This research is aiming to quantify the overall economic effects of environmental policy in the USA
There is no current modeling framework or evidence on how environmental policy affects economy-wide behavioral responses with respect to the housing market and land values. Although the micro-level studies reveal insights, their results are challenged by external validity and, by construction, neglect economy-wide interactions. For example, after the implementation of an experiment, how do firms respond to changed household attitudes; how do households respond to firms’ best responses ?
Quantify the economy-wide effects of environmental policy (e.g., emissions taxes and energy efficiency standards) on the housing market and land prices.
Current approaches to estimating consumers’ willingness to pay for environmental quality assume that housing prices are invariant to policy interventions. For example, an energy efficiency standard on new houses is likely to affect their values. The housing market is heavily influenced by asset prices—through the interest rate—and environmental policy is guaranteed to affect the value of assets tied towards carbon-intensive inputs.
We build a dynamic stochastic general equilibrium model whose parameters are calibrated to United States household-level behavior. To solve our model, we use state-of-the-art computational economics techniques.

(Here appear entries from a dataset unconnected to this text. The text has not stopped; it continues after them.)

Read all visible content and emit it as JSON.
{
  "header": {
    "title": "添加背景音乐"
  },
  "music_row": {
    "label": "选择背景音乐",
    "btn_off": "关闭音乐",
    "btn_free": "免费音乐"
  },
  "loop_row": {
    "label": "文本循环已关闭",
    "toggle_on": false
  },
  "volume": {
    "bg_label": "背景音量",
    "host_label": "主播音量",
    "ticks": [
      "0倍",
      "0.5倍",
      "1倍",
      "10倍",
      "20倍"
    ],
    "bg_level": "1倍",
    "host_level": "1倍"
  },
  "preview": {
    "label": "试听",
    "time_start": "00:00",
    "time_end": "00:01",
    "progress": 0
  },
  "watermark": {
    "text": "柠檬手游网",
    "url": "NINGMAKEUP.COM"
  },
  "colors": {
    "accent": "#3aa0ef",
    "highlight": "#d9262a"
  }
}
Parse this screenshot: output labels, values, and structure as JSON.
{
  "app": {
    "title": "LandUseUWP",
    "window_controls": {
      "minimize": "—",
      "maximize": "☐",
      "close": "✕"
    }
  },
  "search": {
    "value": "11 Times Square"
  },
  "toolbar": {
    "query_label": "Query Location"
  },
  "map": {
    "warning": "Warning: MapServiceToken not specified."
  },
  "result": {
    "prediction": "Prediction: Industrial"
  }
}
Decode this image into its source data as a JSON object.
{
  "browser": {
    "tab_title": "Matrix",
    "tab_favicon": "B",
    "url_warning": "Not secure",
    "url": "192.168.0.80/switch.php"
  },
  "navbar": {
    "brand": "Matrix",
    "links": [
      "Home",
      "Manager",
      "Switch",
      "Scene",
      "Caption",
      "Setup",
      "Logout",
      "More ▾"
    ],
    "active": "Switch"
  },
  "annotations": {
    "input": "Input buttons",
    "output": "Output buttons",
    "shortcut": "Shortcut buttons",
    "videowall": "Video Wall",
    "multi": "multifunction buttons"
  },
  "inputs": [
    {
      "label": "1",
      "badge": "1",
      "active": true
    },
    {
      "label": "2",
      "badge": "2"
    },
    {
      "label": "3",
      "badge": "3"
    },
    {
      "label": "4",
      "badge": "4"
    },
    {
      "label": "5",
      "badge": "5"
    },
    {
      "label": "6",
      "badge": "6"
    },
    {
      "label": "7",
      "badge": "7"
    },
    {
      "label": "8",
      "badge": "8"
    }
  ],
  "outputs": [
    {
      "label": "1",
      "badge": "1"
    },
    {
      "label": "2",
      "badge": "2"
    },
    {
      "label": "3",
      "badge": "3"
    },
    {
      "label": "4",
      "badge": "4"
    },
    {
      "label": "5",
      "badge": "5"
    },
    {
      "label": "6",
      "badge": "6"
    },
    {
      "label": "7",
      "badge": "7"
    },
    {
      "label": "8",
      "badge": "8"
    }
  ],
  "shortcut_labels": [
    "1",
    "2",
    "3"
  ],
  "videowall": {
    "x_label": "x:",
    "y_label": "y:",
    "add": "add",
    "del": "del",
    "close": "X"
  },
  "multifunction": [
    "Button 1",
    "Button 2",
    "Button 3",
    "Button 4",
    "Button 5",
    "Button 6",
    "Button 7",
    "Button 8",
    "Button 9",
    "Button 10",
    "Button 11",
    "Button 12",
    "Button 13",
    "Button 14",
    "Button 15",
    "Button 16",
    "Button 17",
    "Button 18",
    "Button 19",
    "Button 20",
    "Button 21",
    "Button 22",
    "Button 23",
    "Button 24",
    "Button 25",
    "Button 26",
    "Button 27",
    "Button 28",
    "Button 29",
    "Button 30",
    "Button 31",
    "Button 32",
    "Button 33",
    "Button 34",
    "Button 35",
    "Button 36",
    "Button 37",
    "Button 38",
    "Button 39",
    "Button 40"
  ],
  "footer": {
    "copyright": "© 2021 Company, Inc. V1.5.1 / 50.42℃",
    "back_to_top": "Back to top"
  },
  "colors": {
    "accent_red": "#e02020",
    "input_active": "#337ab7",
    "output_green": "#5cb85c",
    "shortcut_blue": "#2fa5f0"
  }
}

While improved air quality and lower carbon emissions—through environmental policy—will have positive direct effects on house prices (e.g., fewer climatic fluctuations), certain types of environmental policies are more costly than others with respect to the way that they affect firms. For example, we suspect that pure energy standards will lead to higher prices, relative to an emissions cap.